Peliroja had an interesting post that fitted in with my recent reading in today's news. I have no problem with someone voicing their political opinion - after all, what do I do each day on here? At the same time, it fascinates and astounds me at how much Hollywood, and lately, musicians, are pushing their views on everyone else. On one hand, more power to them for using their power and influence for something in which they believe. On the other hand, I find myself wondering why they are so vitriolic about it. Celebrities seem determined to be of only one mindset - beating Bush - rather than encouraging the open exchange of ideas. The reason this is foolish: even if they succeed in this election and John Kerry is elected President (work with me on this hypothetical, no matter how unappealing), the same situation they are complaining about is going to be arising in the next election. Of course, that is assuming I am understanding their goal to be as noble as they claim.
"If there was a Democrat in the White House, and this was going on, we'd still be doing this," [John] Mellencamp told The Herald-Times of Bloomington in an interview published Sunday. "This is a protest.
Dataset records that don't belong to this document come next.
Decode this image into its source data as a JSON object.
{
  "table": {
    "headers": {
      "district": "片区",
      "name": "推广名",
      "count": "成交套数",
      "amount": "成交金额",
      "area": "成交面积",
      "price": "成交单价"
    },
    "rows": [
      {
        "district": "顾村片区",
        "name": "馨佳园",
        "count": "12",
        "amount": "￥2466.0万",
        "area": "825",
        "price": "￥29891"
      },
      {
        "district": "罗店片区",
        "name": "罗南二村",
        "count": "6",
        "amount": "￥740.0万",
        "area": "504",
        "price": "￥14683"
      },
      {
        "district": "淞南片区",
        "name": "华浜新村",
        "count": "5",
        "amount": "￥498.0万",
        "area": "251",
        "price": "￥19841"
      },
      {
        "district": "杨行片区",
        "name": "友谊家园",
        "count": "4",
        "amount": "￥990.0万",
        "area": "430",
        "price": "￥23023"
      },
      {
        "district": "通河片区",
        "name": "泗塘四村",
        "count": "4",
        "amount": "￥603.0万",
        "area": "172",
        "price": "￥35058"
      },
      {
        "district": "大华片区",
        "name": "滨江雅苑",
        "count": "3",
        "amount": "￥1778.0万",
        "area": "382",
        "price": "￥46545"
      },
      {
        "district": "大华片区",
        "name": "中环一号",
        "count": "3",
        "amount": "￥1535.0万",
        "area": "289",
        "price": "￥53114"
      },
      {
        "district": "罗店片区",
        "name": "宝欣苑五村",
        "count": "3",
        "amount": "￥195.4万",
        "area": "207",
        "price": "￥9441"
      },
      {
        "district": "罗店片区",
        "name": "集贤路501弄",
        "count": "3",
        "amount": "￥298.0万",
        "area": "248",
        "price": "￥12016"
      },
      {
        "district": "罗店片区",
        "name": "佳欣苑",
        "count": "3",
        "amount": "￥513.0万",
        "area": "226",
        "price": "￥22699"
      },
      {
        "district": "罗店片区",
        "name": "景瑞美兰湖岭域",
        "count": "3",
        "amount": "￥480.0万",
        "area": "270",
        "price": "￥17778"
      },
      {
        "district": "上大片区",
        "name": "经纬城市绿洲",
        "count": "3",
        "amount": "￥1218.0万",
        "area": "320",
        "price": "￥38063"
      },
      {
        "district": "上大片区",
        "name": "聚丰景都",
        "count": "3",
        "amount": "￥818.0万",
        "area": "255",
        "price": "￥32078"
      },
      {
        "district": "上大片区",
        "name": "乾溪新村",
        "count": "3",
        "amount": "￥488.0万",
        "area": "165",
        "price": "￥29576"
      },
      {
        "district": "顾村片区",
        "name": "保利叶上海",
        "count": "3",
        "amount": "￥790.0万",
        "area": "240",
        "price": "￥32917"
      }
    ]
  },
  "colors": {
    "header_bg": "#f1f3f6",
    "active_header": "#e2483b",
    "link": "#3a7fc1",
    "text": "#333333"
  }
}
It's a protest about the abuse of what we feel are American values. And in this case it just so happens that, yes, this is a Republican president, and yes, the proceeds will go to efforts to defeat that Republican president." Mellencamp is joining Bruce Springsteen, the Dixie Chicks and other musicians in an series of October concerts aimed at defeating President Bush's re-election. A July fund-raiser that raised $7.5 million for John Kerry's presidential campaign included Mellencamp performing Texas Bandito, which refers to Bush as "a cheap thug." "I wasn't very politically active before this administration," Mellencamp said. "I had political views, but I always used to say, 'I don't want to hang on anybody's cross or stand on anybody's soapbox. Whatever I need to say, I'll say in my songs.' But things are different now." Mellencamp said a growing intolerance for opposing viewpoints in this nation inspired his participation in the Vote for Change series of 34 shows in 28 cities. Source
If they are truly worried about the silencing of opposing viewpoints, then the concern should be for all opinions to have room to be aired, not just those that do not support President Bush. While I have no doubt if questioned, they would probably say that is their goal, but their means for attaining it currently seems to have only one objective in mind: defeat Bush. They would do better, and probably be taking on less needless risk of alienating fans, if they would worry more about the public forum's tolerance of differing opinions, and less about whether John Kerry has enough money for his campaign. At least then they would be enacting a nationwide change that can continue long after this election has passed. And John Kerry appears to have his monetary needs covered anyway.